I think most of us are used to fried rice recipes that tell us to cook scrambled eggs and then add as many servings of leftover rice as there are people you need to feed. I used to cook fried rice that way too, and it usually turned out mushy. In this case, "usually" means "about 95% of the time.
I've been using a new method for the past six months or so, and my fried rice success rate is now in the mid 70s. Apparently, what I was doing wrong was
1. Cooking the eggs throughly first
2. Starting with cold rice
3. Trying to cook more than one serving at once
4. Using a nonstick frying pan instead of an iron wok.
Now, those of us with Chinese mothers will probably protest, but, remember, I said "idiot resistant". I did not say "authentic."
Garlic soy sauce (peeled cloves of garlic tossed in a glass bottle, fill with enough soy sauce to cover, let sit in fridge for a week. Regular soy is just fine, too), bacon bits (like I said, "idiot resistant", not "authentic"), bowl, eggs (one egg for each cup of rice), and, of course, leftover rice. Not shown: chopped green onions, oil, iron wok, and stainless steel ladle.
Microwave one cup of leftover rice (remember, "idiot resistant", not "authentic"). It should be just as hot as if it were freshly cooked.

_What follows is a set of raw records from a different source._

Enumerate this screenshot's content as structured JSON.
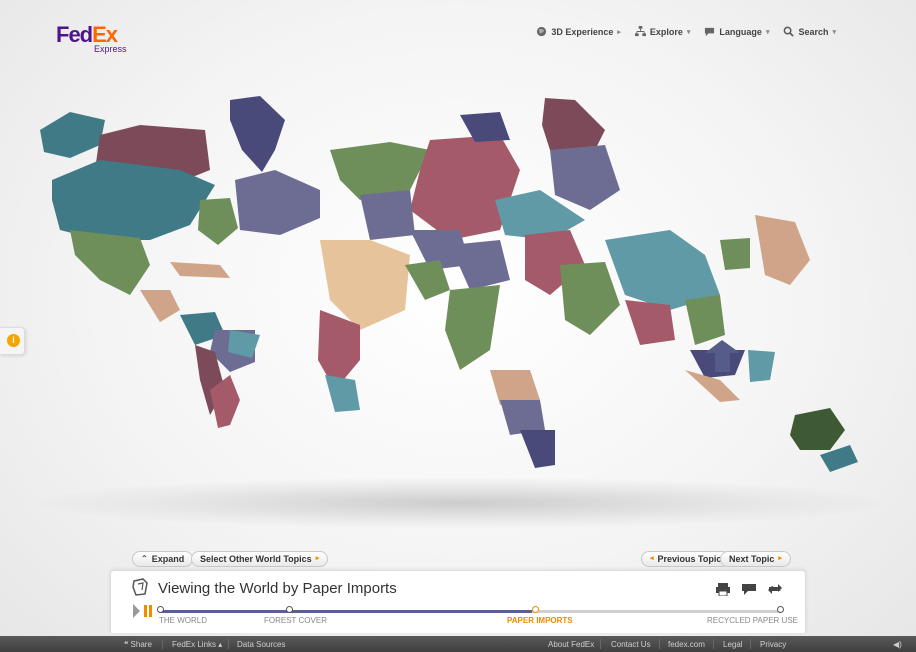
{
  "brand": {
    "fed": "Fed",
    "ex": "Ex",
    "sub": "Express"
  },
  "topnav": [
    {
      "label": "3D Experience",
      "icon": "globe-icon"
    },
    {
      "label": "Explore",
      "icon": "sitemap-icon"
    },
    {
      "label": "Language",
      "icon": "speech-bubble-icon"
    },
    {
      "label": "Search",
      "icon": "magnifier-icon"
    }
  ],
  "info": {
    "glyph": "i"
  },
  "controls": {
    "expand": "Expand",
    "select_topics": "Select Other World Topics",
    "previous": "Previous Topic",
    "next": "Next Topic"
  },
  "panel": {
    "title": "Viewing the World by Paper Imports"
  },
  "timeline": {
    "progress": 0.6,
    "stops": [
      {
        "label": "THE WORLD",
        "active": false
      },
      {
        "label": "FOREST COVER",
        "active": false
      },
      {
        "label": "PAPER IMPORTS",
        "active": true
      },
      {
        "label": "RECYCLED PAPER USE",
        "active": false
      }
    ]
  },
  "footer": {
    "share": "Share",
    "links": "FedEx Links",
    "sources": "Data Sources",
    "about": "About FedEx",
    "contact": "Contact Us",
    "site": "fedex.com",
    "legal": "Legal",
    "privacy": "Privacy"
  },
  "colors": {
    "purple": "#4d148c",
    "orange": "#ff6600",
    "accent": "#f08a00",
    "track": "#5b5f8f"
  }
}
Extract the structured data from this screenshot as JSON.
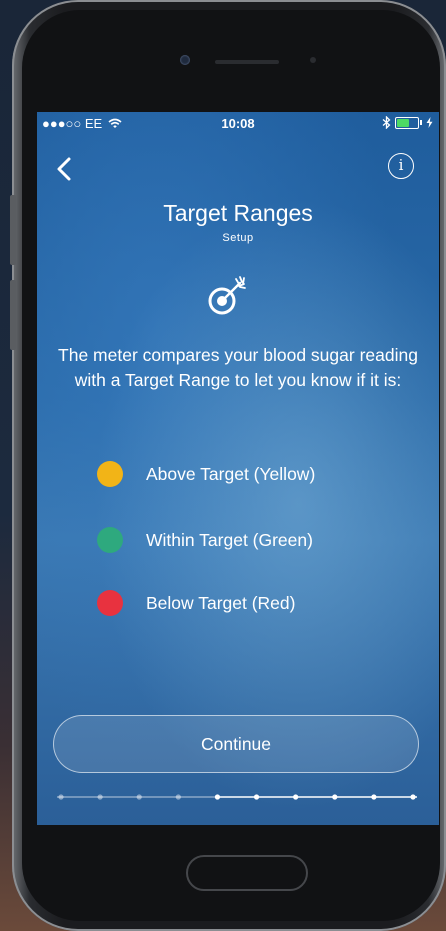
{
  "status_bar": {
    "carrier": "●●●○○ EE",
    "time": "10:08"
  },
  "header": {
    "title": "Target Ranges",
    "subtitle": "Setup"
  },
  "description": "The meter compares your blood sugar reading with a Target Range to let you know if it is:",
  "legend": [
    {
      "label": "Above Target (Yellow)",
      "color": "#f2b417"
    },
    {
      "label": "Within Target (Green)",
      "color": "#2ea97e"
    },
    {
      "label": "Below Target (Red)",
      "color": "#e8323f"
    }
  ],
  "continue_label": "Continue",
  "progress": {
    "total_steps": 10,
    "current_step": 5
  },
  "icons": {
    "back": "chevron-left-icon",
    "info": "info-icon",
    "target": "target-arrow-icon"
  }
}
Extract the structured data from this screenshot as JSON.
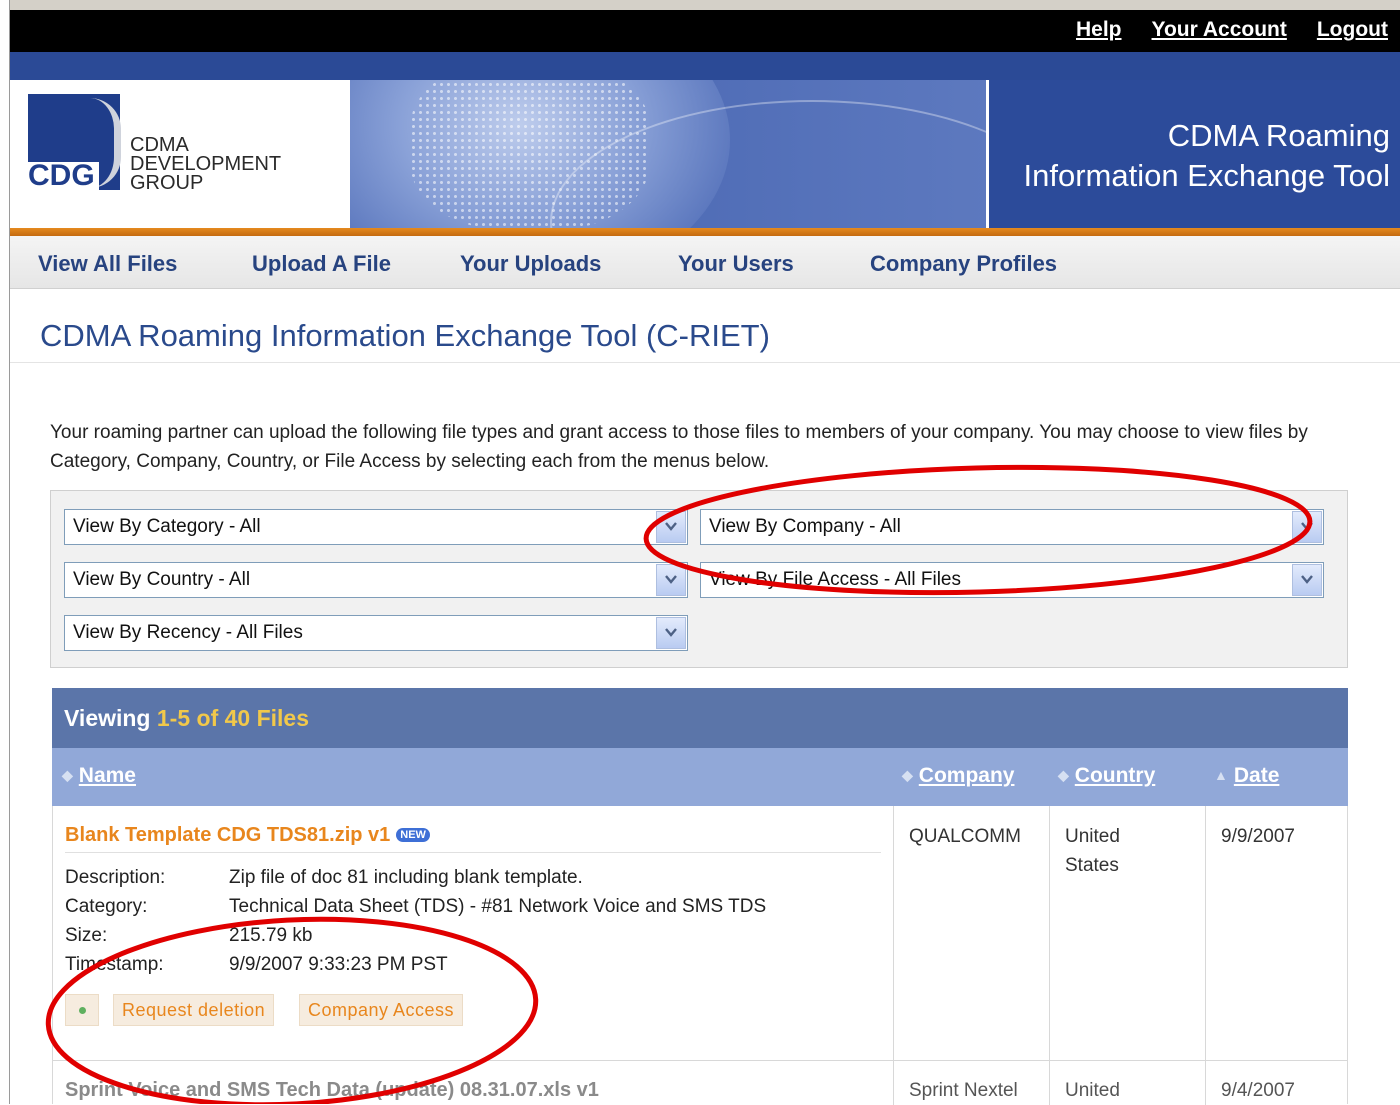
{
  "header": {
    "links": [
      "Help",
      "Your Account",
      "Logout"
    ],
    "logo": {
      "abbr": "CDG",
      "line1": "CDMA",
      "line2": "DEVELOPMENT",
      "line3": "GROUP"
    },
    "banner_title_line1": "CDMA Roaming",
    "banner_title_line2": "Information Exchange Tool"
  },
  "nav": {
    "items": [
      "View All Files",
      "Upload A File",
      "Your Uploads",
      "Your Users",
      "Company Profiles"
    ]
  },
  "page": {
    "title": "CDMA Roaming Information Exchange Tool (C-RIET)",
    "intro": "Your roaming partner can upload the following file types and grant access to those files to members of your company. You may choose to view files by Category, Company, Country, or File Access by selecting each from the menus below."
  },
  "filters": {
    "category": "View By Category - All",
    "company": "View By Company - All",
    "country": "View By Country - All",
    "file_access": "View By File Access - All Files",
    "recency": "View By Recency - All Files"
  },
  "table": {
    "viewing_label": "Viewing",
    "viewing_range": "1-5 of 40 Files",
    "columns": [
      "Name",
      "Company",
      "Country",
      "Date"
    ],
    "meta_labels": [
      "Description:",
      "Category:",
      "Size:",
      "Timestamp:"
    ],
    "rows": [
      {
        "name": "Blank Template CDG TDS81.zip v1",
        "badge": "NEW",
        "description": "Zip file of doc 81 including blank template.",
        "category": "Technical Data Sheet (TDS) - #81 Network Voice and SMS TDS",
        "size": "215.79 kb",
        "timestamp": "9/9/2007 9:33:23 PM PST",
        "company": "QUALCOMM",
        "country_line1": "United",
        "country_line2": "States",
        "date": "9/9/2007",
        "actions": [
          "Request deletion",
          "Company Access"
        ]
      },
      {
        "name": "Sprint Voice and SMS Tech Data (update) 08.31.07.xls v1",
        "company": "Sprint Nextel",
        "country_line1": "United",
        "date": "9/4/2007"
      }
    ]
  },
  "colors": {
    "accent_orange": "#e8861d",
    "header_blue": "#5b75a9",
    "column_blue": "#91a8d8",
    "annotation_red": "#e00000"
  }
}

When that's done, heat whatever else you are going to add to your fried rice, such as diced ham, green onion, canned crab, leftover turkey (I've tried the first three, but I see no reason why the last wouldn't taste good).
In a bowl, beat one egg.

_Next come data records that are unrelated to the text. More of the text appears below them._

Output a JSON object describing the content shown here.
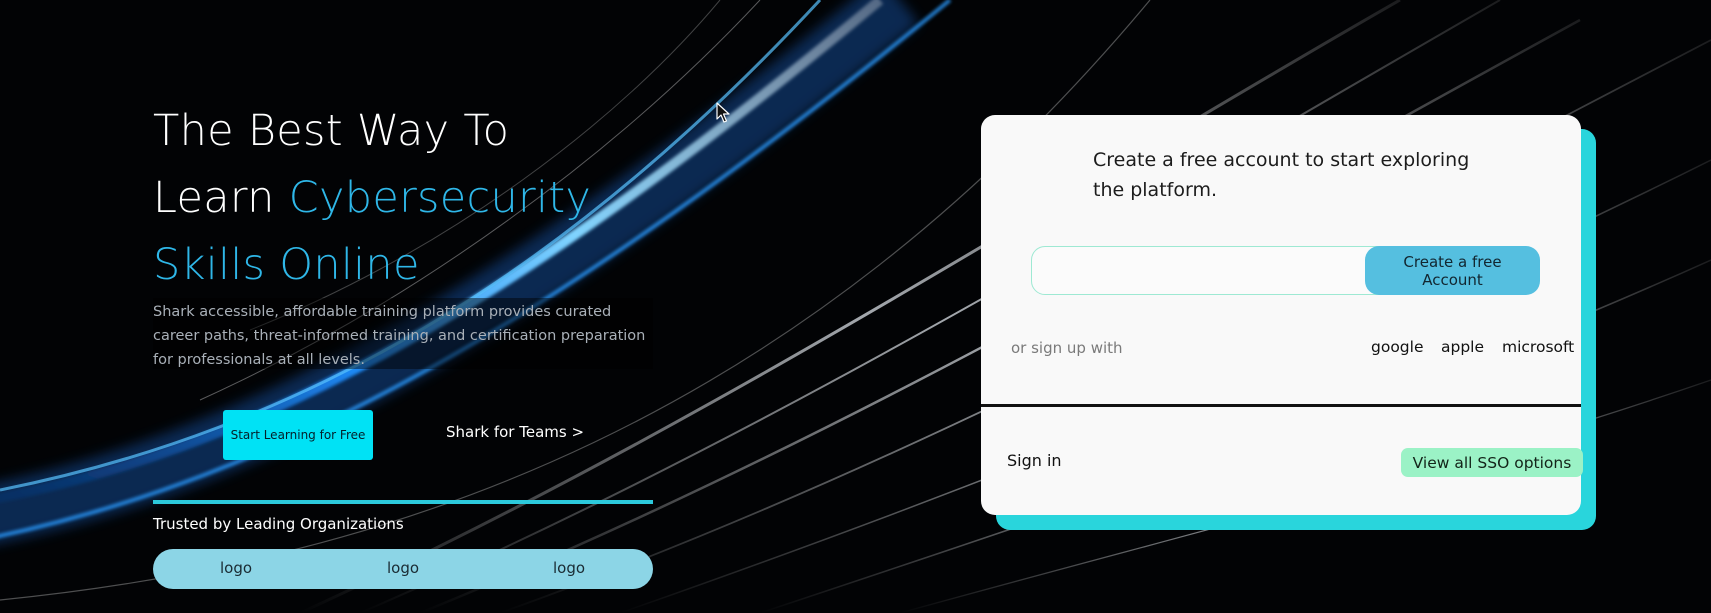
{
  "hero": {
    "headline_line1": "The Best Way To",
    "headline_learn": "Learn",
    "headline_accent1": "Cybersecurity",
    "headline_accent2": "Skills Online",
    "description": "Shark accessible, affordable training platform provides curated career paths, threat-informed training, and certification preparation for professionals at all levels.",
    "start_button": "Start Learning for Free",
    "teams_link": "Shark for Teams >",
    "trusted_label": "Trusted by Leading Organizations",
    "logos": [
      "logo",
      "logo",
      "logo"
    ],
    "accent_color": "#2fb7e8"
  },
  "signup_card": {
    "intro": "Create a free account to start exploring the platform.",
    "email_value": "",
    "create_button": "Create a free Account",
    "or_signup": "or sign up with",
    "providers": [
      "google",
      "apple",
      "microsoft"
    ],
    "signin_label": "Sign in",
    "sso_button": "View all SSO options",
    "shadow_color": "#29d5dc"
  },
  "icons": {
    "cursor": "mouse-pointer-icon"
  }
}
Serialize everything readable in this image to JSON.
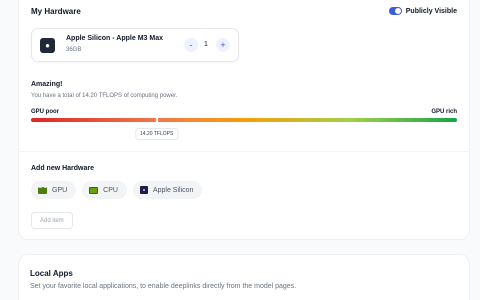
{
  "theme": {
    "accent": "#4f46e5",
    "toggle_on": "#3b5bdb",
    "bar_poor": "#dc2626",
    "bar_rich": "#16a34a"
  },
  "hardware": {
    "title": "My Hardware",
    "visibility": {
      "label": "Publicly Visible",
      "enabled": true
    },
    "device": {
      "icon": "apple-icon",
      "name": "Apple Silicon - Apple M3 Max",
      "memory": "36GB",
      "minus": "-",
      "quantity": "1",
      "plus": "+"
    },
    "summary": {
      "title": "Amazing!",
      "text": "You have a total of 14.20 TFLOPS of computing power.",
      "scale_min": "GPU poor",
      "scale_max": "GPU rich",
      "value_label": "14.20 TFLOPS",
      "level": 0.295
    },
    "add_title": "Add new Hardware",
    "options": [
      {
        "label": "GPU",
        "icon": "gpu-icon"
      },
      {
        "label": "CPU",
        "icon": "cpu-icon"
      },
      {
        "label": "Apple Silicon",
        "icon": "apple-silicon-icon"
      }
    ],
    "add_item": "Add item"
  },
  "local_apps": {
    "title": "Local Apps",
    "description": "Set your favorite local applications, to enable deeplinks directly from the model pages."
  }
}
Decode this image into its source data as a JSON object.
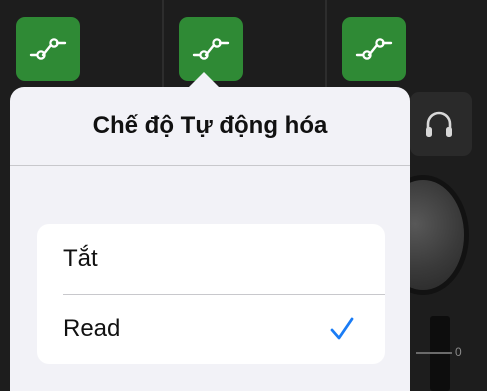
{
  "popover": {
    "title": "Chế độ Tự động hóa",
    "options": [
      {
        "label": "Tắt",
        "selected": false
      },
      {
        "label": "Read",
        "selected": true
      }
    ]
  },
  "mixer": {
    "automation_buttons": [
      "automation-curve-icon",
      "automation-curve-icon",
      "automation-curve-icon"
    ],
    "headphone_icon": "headphones-icon",
    "fader_scale_label": "0"
  },
  "colors": {
    "automation_button": "#2f8a35",
    "popover_background": "#f2f2f7",
    "checkmark": "#1a7cf5",
    "mixer_background": "#1d1d1d"
  }
}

Line up bowl of beaten egg, hot rice, and other ingredients where you can reach them. Tie any children under school age to their chairs. Heat wok until smoking hot. Add oil. Vegetable oil or sesame oil is good. I used bacon grease. Hey, I said "idiot resistant". Never did I say "coronary artery disease resistant."
Add egg. Wait 8 seconds, or just count very slowly to eight.

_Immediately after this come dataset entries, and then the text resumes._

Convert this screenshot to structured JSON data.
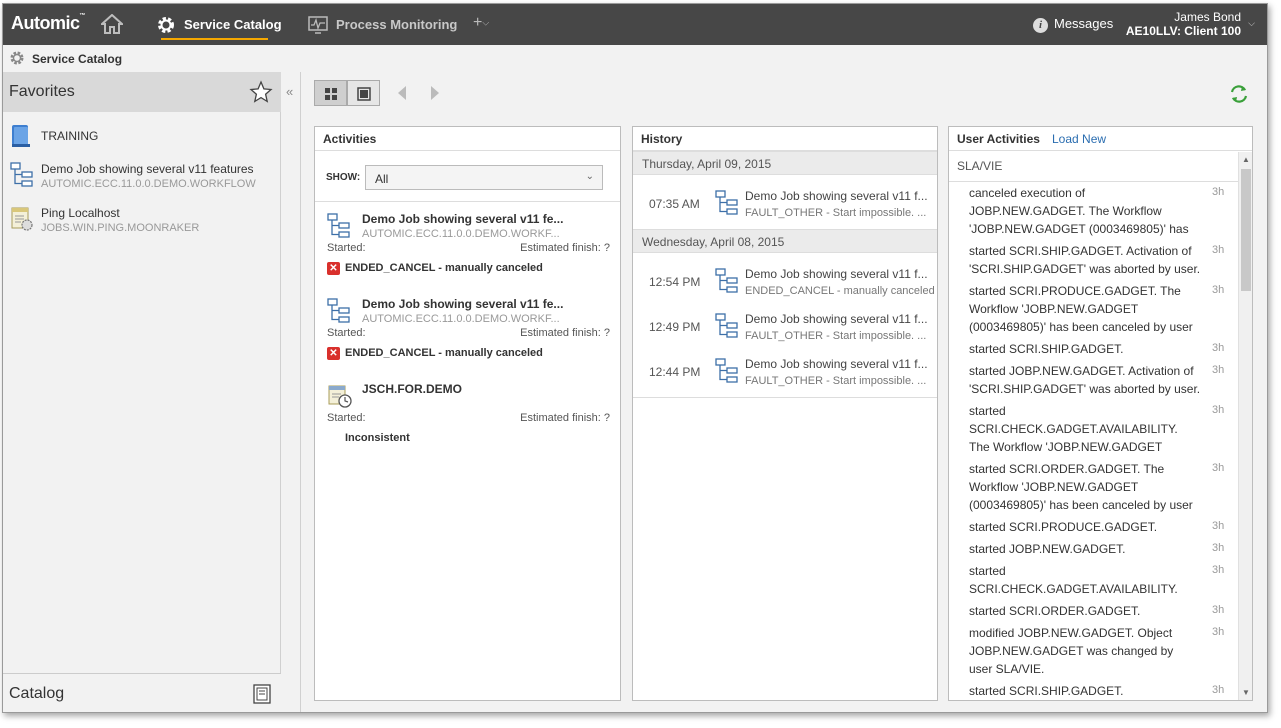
{
  "topbar": {
    "logo": "Automic",
    "tabs": [
      {
        "label": "Service Catalog",
        "active": true
      },
      {
        "label": "Process Monitoring",
        "active": false
      }
    ],
    "plus_label": "+",
    "messages_label": "Messages",
    "user_name": "James Bond",
    "user_client": "AE10LLV: Client 100",
    "accent_color": "#f5a800"
  },
  "breadcrumb": {
    "label": "Service Catalog"
  },
  "left": {
    "favorites_title": "Favorites",
    "favorites": [
      {
        "title": "TRAINING",
        "subtitle": "",
        "icon": "folder-icon"
      },
      {
        "title": "Demo Job showing several v11 features",
        "subtitle": "AUTOMIC.ECC.11.0.0.DEMO.WORKFLOW",
        "icon": "workflow-icon"
      },
      {
        "title": "Ping Localhost",
        "subtitle": "JOBS.WIN.PING.MOONRAKER",
        "icon": "job-icon"
      }
    ],
    "catalog_title": "Catalog"
  },
  "activities": {
    "title": "Activities",
    "show_label": "SHOW:",
    "show_value": "All",
    "items": [
      {
        "title": "Demo Job showing several v11 fe...",
        "subtitle": "AUTOMIC.ECC.11.0.0.DEMO.WORKF...",
        "started": "Started:",
        "estimated": "Estimated finish: ?",
        "status": "ENDED_CANCEL - manually canceled"
      },
      {
        "title": "Demo Job showing several v11 fe...",
        "subtitle": "AUTOMIC.ECC.11.0.0.DEMO.WORKF...",
        "started": "Started:",
        "estimated": "Estimated finish: ?",
        "status": "ENDED_CANCEL - manually canceled"
      },
      {
        "title": "JSCH.FOR.DEMO",
        "subtitle": "",
        "started": "Started:",
        "estimated": "Estimated finish: ?",
        "status": "Inconsistent"
      }
    ]
  },
  "history": {
    "title": "History",
    "days": [
      {
        "label": "Thursday, April 09, 2015",
        "rows": [
          {
            "time": "07:35 AM",
            "title": "Demo Job showing several v11 f...",
            "status": "FAULT_OTHER - Start impossible. ..."
          }
        ]
      },
      {
        "label": "Wednesday, April 08, 2015",
        "rows": [
          {
            "time": "12:54 PM",
            "title": "Demo Job showing several v11 f...",
            "status": "ENDED_CANCEL - manually canceled"
          },
          {
            "time": "12:49 PM",
            "title": "Demo Job showing several v11 f...",
            "status": "FAULT_OTHER - Start impossible. ..."
          },
          {
            "time": "12:44 PM",
            "title": "Demo Job showing several v11 f...",
            "status": "FAULT_OTHER - Start impossible. ..."
          }
        ]
      }
    ]
  },
  "user_activities": {
    "title": "User Activities",
    "load_new": "Load New",
    "user": "SLA/VIE",
    "items": [
      {
        "lines": [
          "canceled execution of",
          "JOBP.NEW.GADGET. The Workflow",
          "'JOBP.NEW.GADGET (0003469805)' has"
        ],
        "time": "3h"
      },
      {
        "lines": [
          "started SCRI.SHIP.GADGET. Activation of",
          "'SCRI.SHIP.GADGET' was aborted by user."
        ],
        "time": "3h"
      },
      {
        "lines": [
          "started SCRI.PRODUCE.GADGET. The",
          "Workflow 'JOBP.NEW.GADGET",
          "(0003469805)' has been canceled by user"
        ],
        "time": "3h"
      },
      {
        "lines": [
          "started SCRI.SHIP.GADGET."
        ],
        "time": "3h"
      },
      {
        "lines": [
          "started JOBP.NEW.GADGET. Activation of",
          "'SCRI.SHIP.GADGET' was aborted by user."
        ],
        "time": "3h"
      },
      {
        "lines": [
          "started",
          "SCRI.CHECK.GADGET.AVAILABILITY.",
          "The Workflow 'JOBP.NEW.GADGET"
        ],
        "time": "3h"
      },
      {
        "lines": [
          "started SCRI.ORDER.GADGET. The",
          "Workflow 'JOBP.NEW.GADGET",
          "(0003469805)' has been canceled by user"
        ],
        "time": "3h"
      },
      {
        "lines": [
          "started SCRI.PRODUCE.GADGET."
        ],
        "time": "3h"
      },
      {
        "lines": [
          "started JOBP.NEW.GADGET."
        ],
        "time": "3h"
      },
      {
        "lines": [
          "started",
          "SCRI.CHECK.GADGET.AVAILABILITY."
        ],
        "time": "3h"
      },
      {
        "lines": [
          "started SCRI.ORDER.GADGET."
        ],
        "time": "3h"
      },
      {
        "lines": [
          "modified JOBP.NEW.GADGET. Object",
          "JOBP.NEW.GADGET was changed by",
          "user SLA/VIE."
        ],
        "time": "3h"
      },
      {
        "lines": [
          "started SCRI.SHIP.GADGET."
        ],
        "time": "3h"
      }
    ]
  }
}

Most of the egg should still be runny when you add the rice.
Now, use your steel ladle to vigorously mix the egg, oil and rice together. What you want to do is create an emulsion of rice, egg and oil, with each grain of rice coated with a very thin layer of egg. A wok and a ladle will work better than a spatula and a frying pan, because the curved shape of the ladle against the curved shape of the wok lets you smash apart any clumps that might form. You don't want a non-stick pan you're going to be afraid of scratching. Another thing: trying to cook more than one cup of rice at a time will make it harder to smash clumps.